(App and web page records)
Start of Block
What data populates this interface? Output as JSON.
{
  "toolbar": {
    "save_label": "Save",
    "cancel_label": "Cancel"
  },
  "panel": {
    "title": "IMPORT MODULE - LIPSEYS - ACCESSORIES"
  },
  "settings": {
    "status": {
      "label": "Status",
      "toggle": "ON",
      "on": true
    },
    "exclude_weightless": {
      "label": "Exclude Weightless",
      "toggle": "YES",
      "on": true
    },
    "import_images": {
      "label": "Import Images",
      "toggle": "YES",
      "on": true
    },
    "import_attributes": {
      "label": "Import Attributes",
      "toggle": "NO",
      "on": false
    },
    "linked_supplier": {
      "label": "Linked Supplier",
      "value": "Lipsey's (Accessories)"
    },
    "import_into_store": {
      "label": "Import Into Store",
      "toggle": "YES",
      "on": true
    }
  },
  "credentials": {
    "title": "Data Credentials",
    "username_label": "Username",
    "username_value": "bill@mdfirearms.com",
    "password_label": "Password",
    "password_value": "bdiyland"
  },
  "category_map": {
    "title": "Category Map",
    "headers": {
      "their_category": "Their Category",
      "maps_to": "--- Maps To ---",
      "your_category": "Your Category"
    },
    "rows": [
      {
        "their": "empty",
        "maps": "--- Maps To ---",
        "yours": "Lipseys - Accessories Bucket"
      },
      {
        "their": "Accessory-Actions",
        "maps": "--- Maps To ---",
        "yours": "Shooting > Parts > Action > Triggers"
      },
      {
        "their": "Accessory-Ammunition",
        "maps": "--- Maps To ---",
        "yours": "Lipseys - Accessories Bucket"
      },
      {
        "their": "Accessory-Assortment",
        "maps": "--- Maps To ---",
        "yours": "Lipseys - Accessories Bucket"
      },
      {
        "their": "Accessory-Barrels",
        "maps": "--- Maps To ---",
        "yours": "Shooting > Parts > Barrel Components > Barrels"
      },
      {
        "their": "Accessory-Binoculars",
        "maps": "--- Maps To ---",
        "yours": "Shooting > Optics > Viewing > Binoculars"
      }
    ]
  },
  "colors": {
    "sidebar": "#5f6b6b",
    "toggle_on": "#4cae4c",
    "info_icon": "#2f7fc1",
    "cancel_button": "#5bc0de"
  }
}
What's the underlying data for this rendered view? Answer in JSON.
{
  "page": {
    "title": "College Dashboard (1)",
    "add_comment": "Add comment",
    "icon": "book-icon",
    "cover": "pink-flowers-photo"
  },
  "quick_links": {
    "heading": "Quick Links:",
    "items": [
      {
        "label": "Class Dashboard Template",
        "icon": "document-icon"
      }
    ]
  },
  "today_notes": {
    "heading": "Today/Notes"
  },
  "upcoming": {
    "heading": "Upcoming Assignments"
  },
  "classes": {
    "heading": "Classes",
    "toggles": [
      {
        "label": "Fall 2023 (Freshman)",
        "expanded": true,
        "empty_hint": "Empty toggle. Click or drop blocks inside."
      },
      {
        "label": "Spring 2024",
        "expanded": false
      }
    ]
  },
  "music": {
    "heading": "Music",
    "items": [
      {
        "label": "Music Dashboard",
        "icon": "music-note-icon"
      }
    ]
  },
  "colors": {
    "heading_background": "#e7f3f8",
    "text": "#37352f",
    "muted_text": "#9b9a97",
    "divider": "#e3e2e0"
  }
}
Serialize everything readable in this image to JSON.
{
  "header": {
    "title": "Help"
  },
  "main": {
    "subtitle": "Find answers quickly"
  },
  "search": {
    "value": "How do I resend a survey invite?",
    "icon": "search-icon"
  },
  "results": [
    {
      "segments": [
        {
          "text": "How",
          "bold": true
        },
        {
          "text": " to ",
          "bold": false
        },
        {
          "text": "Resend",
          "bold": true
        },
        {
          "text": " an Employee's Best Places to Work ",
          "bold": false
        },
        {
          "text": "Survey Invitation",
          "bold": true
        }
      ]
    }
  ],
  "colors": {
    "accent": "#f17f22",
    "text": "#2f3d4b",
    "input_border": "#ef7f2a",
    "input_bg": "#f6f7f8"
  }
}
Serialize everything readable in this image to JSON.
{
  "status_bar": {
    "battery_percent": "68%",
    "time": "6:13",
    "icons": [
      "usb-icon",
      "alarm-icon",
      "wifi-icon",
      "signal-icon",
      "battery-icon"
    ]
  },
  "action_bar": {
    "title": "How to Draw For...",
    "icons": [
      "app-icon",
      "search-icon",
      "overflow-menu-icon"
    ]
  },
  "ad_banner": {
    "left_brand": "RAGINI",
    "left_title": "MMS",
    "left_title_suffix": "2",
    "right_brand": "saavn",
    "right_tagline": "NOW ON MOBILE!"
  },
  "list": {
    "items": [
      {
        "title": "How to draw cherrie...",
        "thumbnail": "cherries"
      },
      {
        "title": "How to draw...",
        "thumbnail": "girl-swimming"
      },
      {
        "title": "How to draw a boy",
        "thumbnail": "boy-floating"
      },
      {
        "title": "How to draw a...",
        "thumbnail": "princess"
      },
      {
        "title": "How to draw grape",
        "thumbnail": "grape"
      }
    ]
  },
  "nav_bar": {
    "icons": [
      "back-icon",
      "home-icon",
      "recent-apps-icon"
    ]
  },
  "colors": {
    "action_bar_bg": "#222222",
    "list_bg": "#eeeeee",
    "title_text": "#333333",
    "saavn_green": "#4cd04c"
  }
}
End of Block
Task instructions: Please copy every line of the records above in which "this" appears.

Result of the task:
What data populates this interface? Output as JSON.
What's the underlying data for this rendered view? Answer in JSON.
Serialize everything readable in this image to JSON.
Serialize everything readable in this image to JSON.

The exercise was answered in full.